Not to be too glib about what four (or less) years of Trump in the White House could mean to all Americans, I think men are struck with the possibility that the new administration will turn back the hands of time whereas women are certain of it. Men possibly view the new administration more as having to deal with their cranky and backward-looking new boss at work; women view the reversal of rights as a very real and personal threat.
For men, the election results were perhaps akin to the announcement of a downward-spiraling merger occurring at the company they work for. But women heard the (now) President gleefully approving sexual assault and the condoning of criminal behavior against them and their entire gender. Men heard “As your new boss, I’m going to make a series of really dumb reversals of policy that will slow or stop American progress in the 21st century.” Women heard “As your president I believe women are chattel and can be assaulted whenever I’m in the mood. And there’s no telling what I might do to Roe v. Wade.”
So while the stakes were higher and more personal for women, the march resoundingly echoed the concerns of men that many important landmarks of social and governmental progress are about to be lost to an administration more attuned to grandstanding mediocrity than any sort of real progress. Both men and women feel the new “boss” is a bonehead incompetent, but women feel a personal threat at the level of their gender.
I didn’t carry a sign Saturday in Downtown L.A. because I felt my presence was a statement. I’m also too full of vinegar over the election to articulate any one feeling as a singular assertion of my anger. But for women, there was a clear bottom line: Not you. You’re wrong for this job and we don’t want you.
I carried a camera during the marching and visuals that spoke to what was happening abounded. I delighted in the fact (another fact, Kellyanne) that the knit pink hats were sly and pointed – not just the ears –at the same time. Consider that the souvenir of the election for some will be a red cap with the words “Make America Great Again” sewn by underpaid workers in China, and that the lasting symbol of the women’s march will be hats hand-knitted by American women in their own homes. Women gathered in preparation for a demonstration of resistance.
There was also a high degree of wit revealed in the signs that people carried, and a visit to Facebook will get you up to speed on that. My own personal favorite was a sign that utilized the fame of rapper Lupe Fiasco with a reference to the new President as “Toupee Fiasco.” Wit, of course, is the work product of intelligence. Intelligence can stop you from standing in front of a memorial to CIA agents killed in the line of duty only to make a self-aggrandizing speech to a sycophantic claque you brought with you on the bus.
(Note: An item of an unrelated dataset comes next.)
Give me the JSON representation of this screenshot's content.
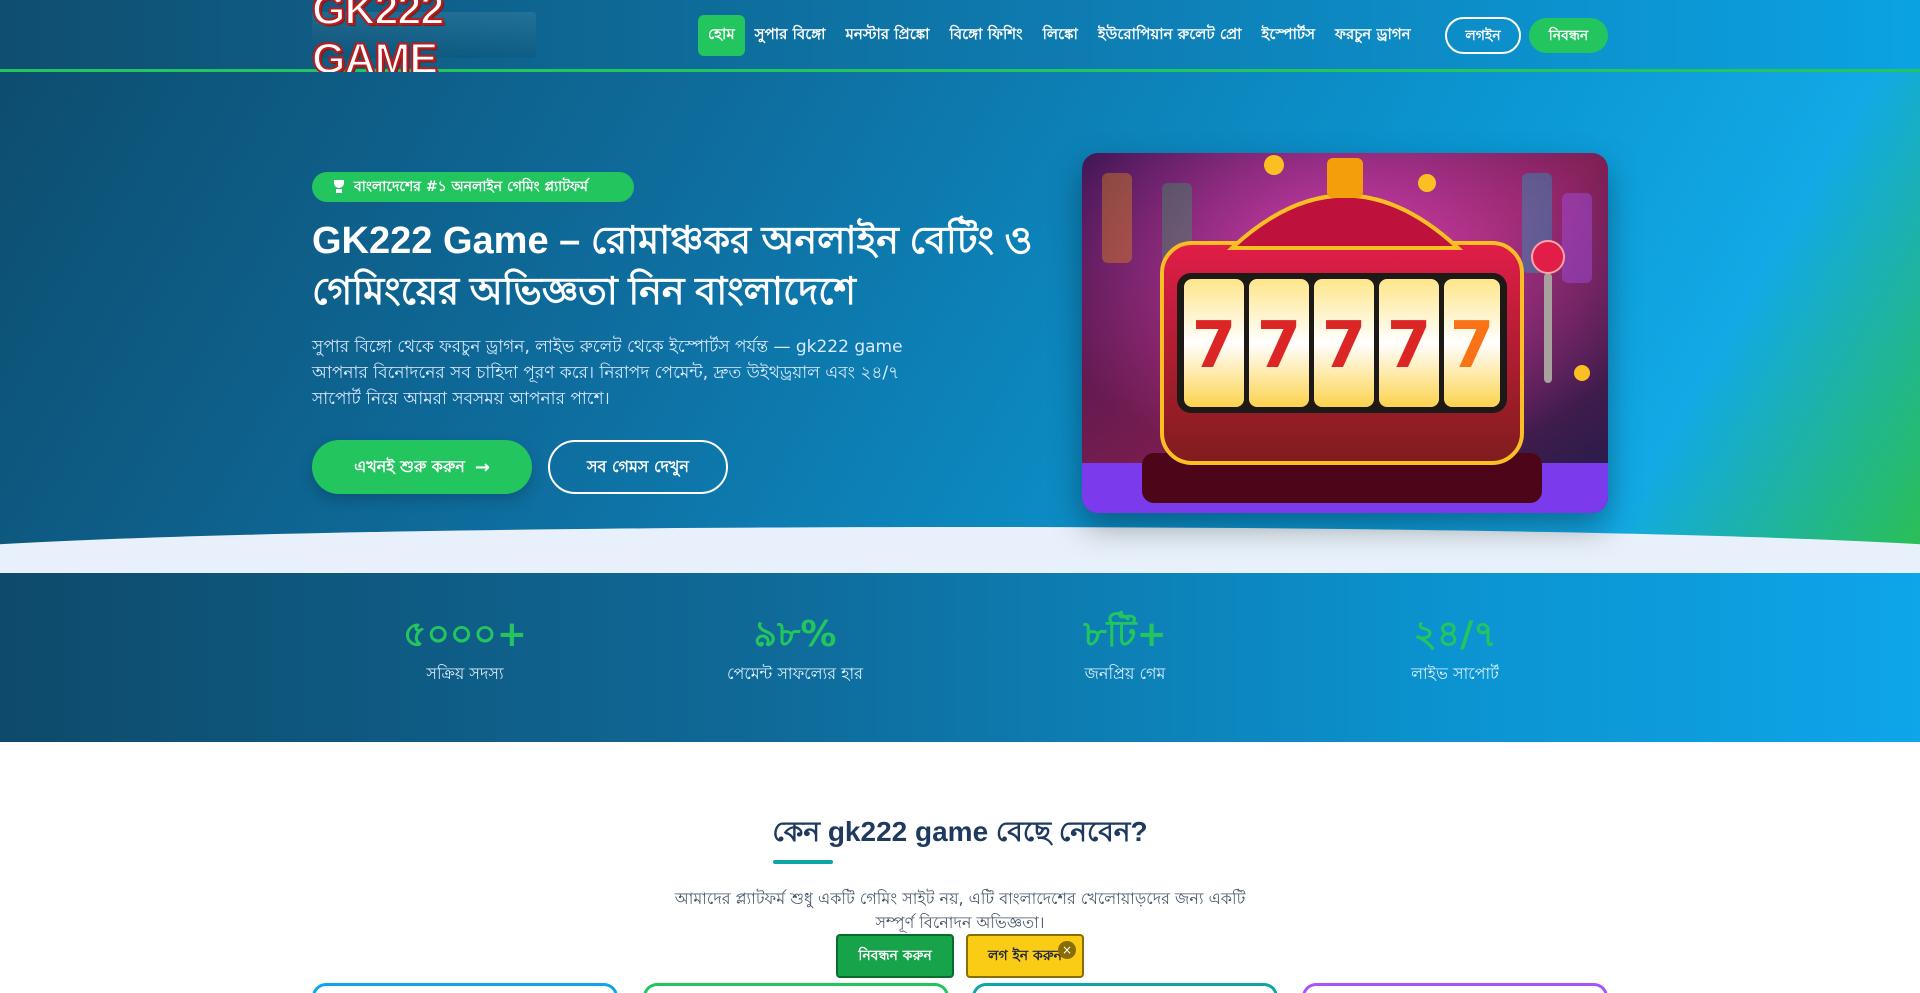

It can stop you from lying about inaugural attendance numbers, or later making that blunder worse when another person suggests that you were stating “alternative facts.”
Now, after the resoundingly clear messages of the march, how can men continue to work alongside women to keep the heat up and bring intelligence and leadership back to Washington? We can first recognize that resistance feels good and resulted in what many I’m certain felt was a “fun” day. Hitting the streets for what you believe in might mean another crowded ride on the Expo Line. I have not held myself in place standing up for as long as I did on the Expo Line traveling downtown since waiting to get into Bob Dylan’s Rolling Thunder Review in 1975. Both were well worth it; both rocked.
So to my generation who years ago followed the hippie urging of “If it feels good, do it!” I say let’s get together again soon. It was peaceful, it was impressive, and it was just the tonic many of us needed the day after the dismal inaugural. Had you been there you would never again say that young people don’t care, as they turned-out by the thousands. Come to the next march if you have any doubt that people are united in our United States. When I first viewed the maps representing how the voting concluded in November, I thought “Could there be civil war?” Now I think if men get out in the sunshine with women and everything remains peaceful, we’ll actually wake up from whatever bad dream lies ahead.